Telemedicine and telehealth systems have already shown the potential to transform the way health care is delivered, and the role for this approach is expected to increase moving forward. Neurology is well-suited to the use of video consults and other technologies to provide care for a number of reasons. Research has shown that access to neurologists varies across regions, and bringing the neurologist to the patient and family may be more feasible than having the patient come to the clinic or hospital in some cases. Along those same lines, some neurology patients may have mobility or other logistical issues that impede their ability to be seen regularly in clinic. Finally, a considerable amount of follow-up care for neurologic disorders involves interval history-taking and patient/family counseling, activities which lend themselves well to video encounters and other telehealth modalities. Our own Dr. E. Ray Dorsey, Director of the URMC Center for Health + Technology, is a national leader in teleneurology research and implementation.
Under the direction of Dr. Adam Kelly, Director of Teleneurology at URMC, our department is creating and implementing unique, in-demand teleneurology services in multiple arenas:

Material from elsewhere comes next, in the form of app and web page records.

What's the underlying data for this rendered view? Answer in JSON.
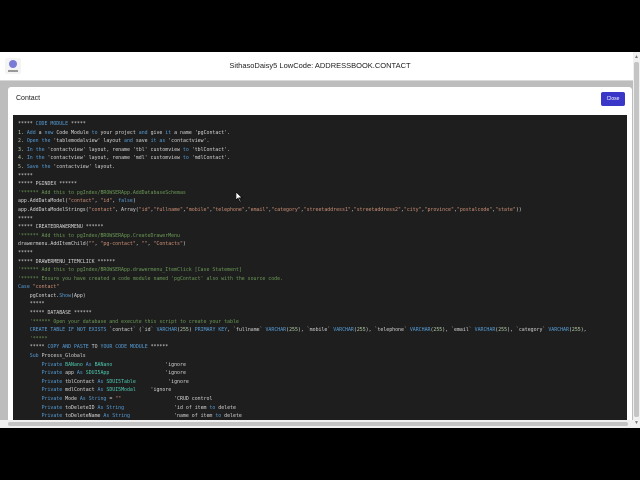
{
  "app": {
    "title": "SithasoDaisy5 LowCode: ADDRESSBOOK.CONTACT"
  },
  "modal": {
    "title": "Contact",
    "close_label": "Close"
  },
  "code_lines": [
    "***** CODE MODULE *****",
    "1. Add a new Code Module to your project and give it a name 'pgContact'.",
    "2. Open the 'tablemodalview' layout and save it as 'contactview'.",
    "3. In the 'contactview' layout, rename 'tbl' customview to 'tblContact'.",
    "4. In the 'contactview' layout, rename 'mdl' customview to 'mdlContact'.",
    "5. Save the 'contactview' layout.",
    "*****",
    "***** PGINDEX ******",
    "'****** Add this to pgIndex/BROWSERApp.AddDatabaseSchemas",
    "app.AddDataModel(\"contact\", \"id\", false)",
    "app.AddDataModelStrings(\"contact\", Array(\"id\",\"fullname\",\"mobile\",\"telephone\",\"email\",\"category\",\"streetaddress1\",\"streetaddress2\",\"city\",\"province\",\"postalcode\",\"state\"))",
    "*****",
    "***** CREATEDRAWERMENU ******",
    "'****** Add this to pgIndex/BROWSERApp.CreateDrawerMenu",
    "drawermenu.AddItemChild(\"\", \"pg-contact\", \"\", \"Contacts\")",
    "*****",
    "***** DRAWERMENU_ITEMCLICK ******",
    "'****** Add this to pgIndex/BROWSERApp.drawermenu_ItemClick [Case Statement]",
    "'****** Ensure you have created a code module named 'pgContact' also with the source code.",
    "Case \"contact\"",
    "    pgContact.Show(App)",
    "    *****",
    "    ***** DATABASE ******",
    "    '****** Open your database and execute this script to create your table",
    "    CREATE TABLE IF NOT EXISTS `contact` (`id` VARCHAR(255) PRIMARY KEY, `fullname` VARCHAR(255), `mobile` VARCHAR(255), `telephone` VARCHAR(255), `email` VARCHAR(255), `category` VARCHAR(255),",
    "    '*****",
    "    ***** COPY AND PASTE TO YOUR CODE MODULE ******",
    "    Sub Process_Globals",
    "        Private BANano As BANano                  'ignore",
    "        Private app As SDUI5App                   'ignore",
    "        Private tblContact As SDUI5Table           'ignore",
    "        Private mdlContact As SDUI5Modal     'ignore",
    "        Private Mode As String = \"\"                  'CRUD control",
    "        Private toDeleteID As String                 'id of item to delete",
    "        Private toDeleteName As String               'name of item to delete"
  ],
  "colors": {
    "accent": "#3a36c8",
    "code_bg": "#1e1e1e",
    "keyword": "#569cd6",
    "comment": "#6a9955",
    "string": "#ce9178",
    "type": "#4ec9b0",
    "number": "#b5cea8"
  }
}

- Inpatient general Neurology and telestroke consultations, partnering with our affiliated regional hospitals and several other healthcare systems throughout New York State
- Telestroke consultations utilizing the region’s only Mobile Stroke Unit, which launched in the fall of 2018
- Outpatient clinical and research visits for patients with Parkinson’s disease
- Utilization of televisits for ALS patients participating in clinical trials
Our residency program is committed to providing our trainees with a strong educational foundation in telemedicine, so they can be prepared to deliver care in this format as the field continues to expand and evolve. As recipient of a Faculty Innovation in Education Award from the American Board of Psychiatry and Neurology, Dr. Colleen Tomcik has developed a multifaceted, longitudinal educational program for Neurology residents. This includes observational outpatient teleneurology experiences in Movement Disorders and Pediatric Neurology, as well as shadowing on the inpatient telestroke service. Chief residents will complete a web-based didactic curriculum highlighting technical, clinical, and medicolegal aspects of teleneurology. They will also perform mock teleneurology visits using both standardized and actual patients, observed and evaluated by clinical faculty well-versed in providing patient care using this technology. We hope to continue to expand our resident teleneurology educational curriculum over time, using what we learn from this pilot program exclusive to URMC.